Monday, 21 December 2009
Garry Fabian Miller
Garry Fabian Miller is one of a small band of international photographers who investigate the possibilities of camera-less
photography (the interaction of light and light-sensitive paper). Miller continues to push the boundaries of photographic
possibility into the 21st century whilst always keeping one eye on the past and, in particular, on a lineage that dates back to
the first practitioners of the art (and science) of photographic experiment in the 1830s and ‘40’s.
The results are unique, one-off prints that condense light and colour into spectacular images. However, the delicate
balance between the art and science of these methods has come into clear focus in the past few years as the all important
‘science’ of the raw material – light sensitive Cibachrome paper - has come under threat from the digital age. Artists such

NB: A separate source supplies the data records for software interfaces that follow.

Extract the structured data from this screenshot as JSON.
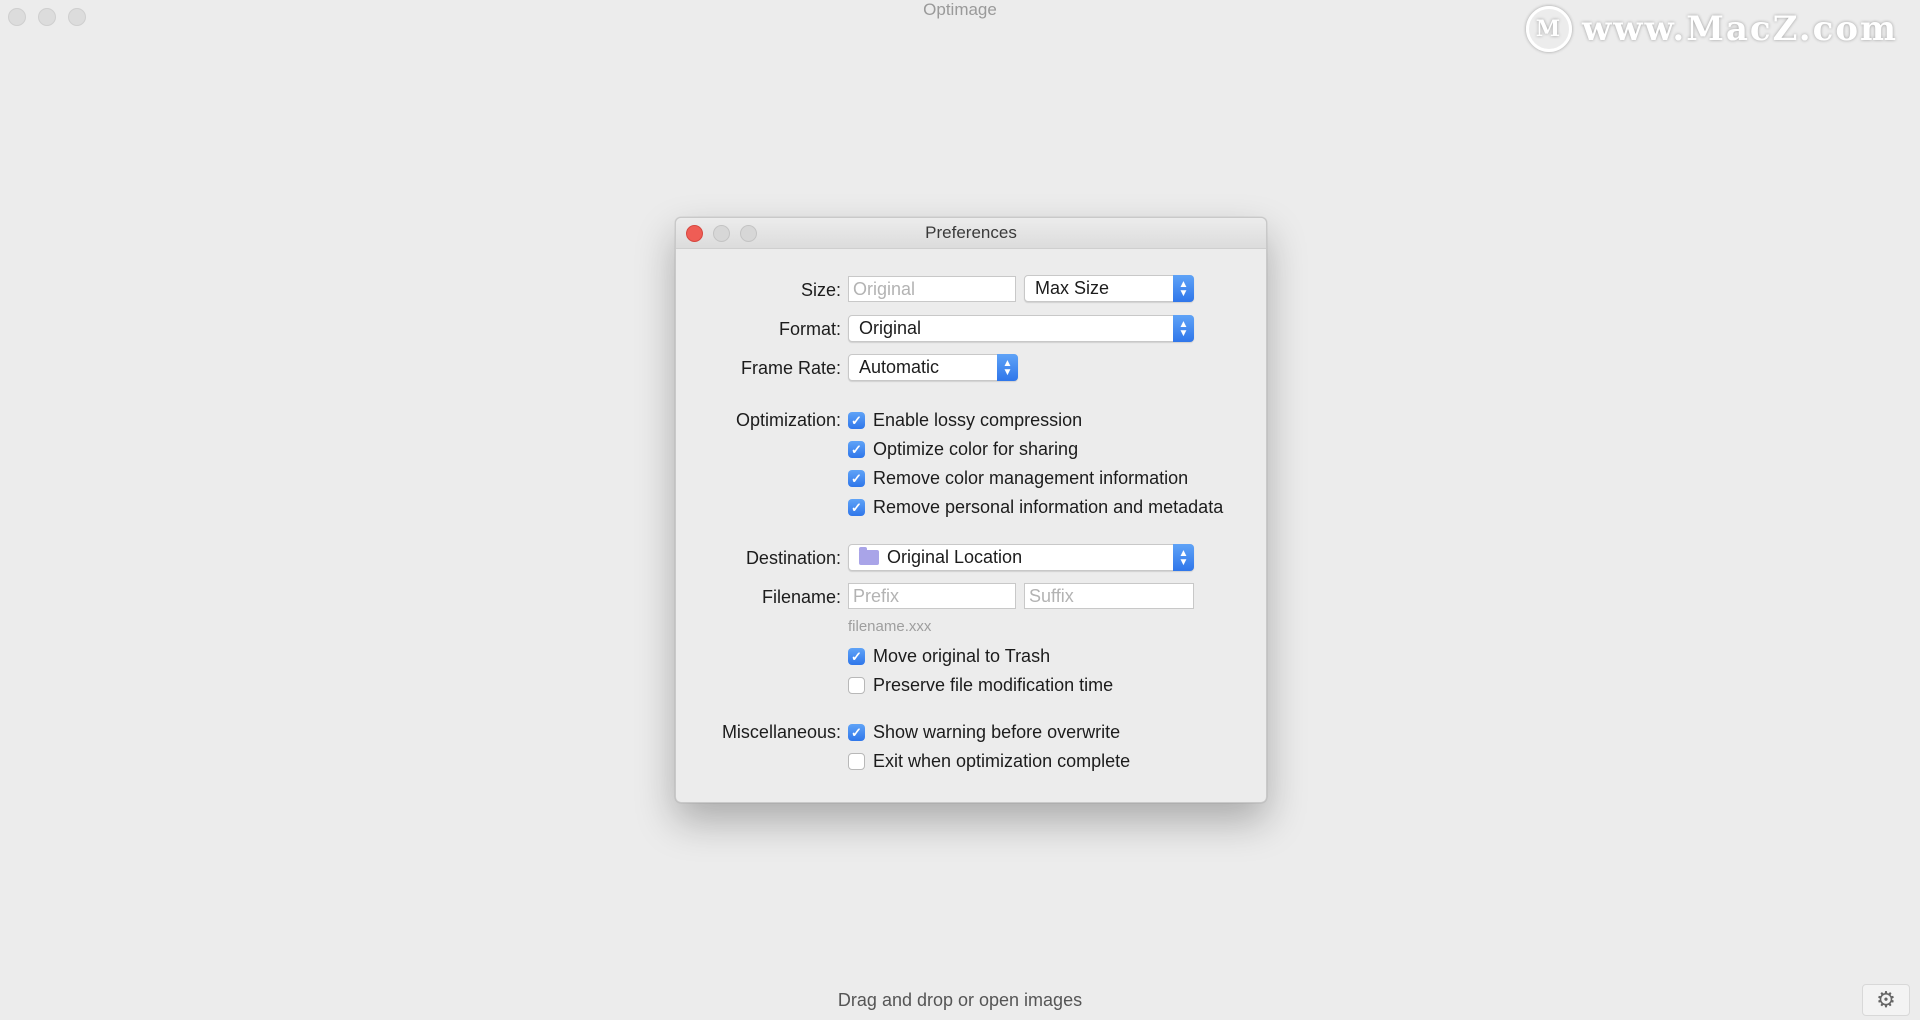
{
  "app": {
    "title": "Optimage",
    "watermark": "www.MacZ.com",
    "drop_hint": "Drag and drop or open images",
    "settings_icon": "gear-icon"
  },
  "prefs": {
    "title": "Preferences",
    "size": {
      "label": "Size:",
      "placeholder": "Original",
      "mode": "Max Size"
    },
    "format": {
      "label": "Format:",
      "value": "Original"
    },
    "frame_rate": {
      "label": "Frame Rate:",
      "value": "Automatic"
    },
    "optimization": {
      "label": "Optimization:",
      "options": [
        {
          "label": "Enable lossy compression",
          "checked": true
        },
        {
          "label": "Optimize color for sharing",
          "checked": true
        },
        {
          "label": "Remove color management information",
          "checked": true
        },
        {
          "label": "Remove personal information and metadata",
          "checked": true
        }
      ]
    },
    "destination": {
      "label": "Destination:",
      "value": "Original Location"
    },
    "filename": {
      "label": "Filename:",
      "prefix_placeholder": "Prefix",
      "suffix_placeholder": "Suffix",
      "hint": "filename.xxx",
      "options": [
        {
          "label": "Move original to Trash",
          "checked": true
        },
        {
          "label": "Preserve file modification time",
          "checked": false
        }
      ]
    },
    "misc": {
      "label": "Miscellaneous:",
      "options": [
        {
          "label": "Show warning before overwrite",
          "checked": true
        },
        {
          "label": "Exit when optimization complete",
          "checked": false
        }
      ]
    }
  }
}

as Miller have had to stockpile materials and re-think their practice as the manufacturers of their precious paper go to the
Armed with the knowledge and experience of old methods that can’t be replicated, Miller has risen to the challenge,
feeling his way forward and building a bridge into a new and principally digital world. The resulting work suggests an
evolutionary moment, sharing the values of historical knowledge with the potential of the future. These photographs will
take their place in Shadow Catchers, a major survey of camera-less photography at the Victoria & Albert Museum, in
November 2010. Ahead of this they will be shown for the first time at Ingleby Gallery in November and December this
year, under the collective title The Colours.
They are remarkable photographs, embracing the possibilities of pure, liquid colour on a large scale and using the new
printing technologies to restore the intensity of those first experiments in Cibachrome of 30-40 years ago. Their starting
point was 2 years of intense studio based practice – referred to by Miller as Years One and Two – that collated all of his
accumulated knowledge into a kind of pattern book of ideas for the future. We will be showing groups of small-scale
works from Years One, and Two alongside the new large format images.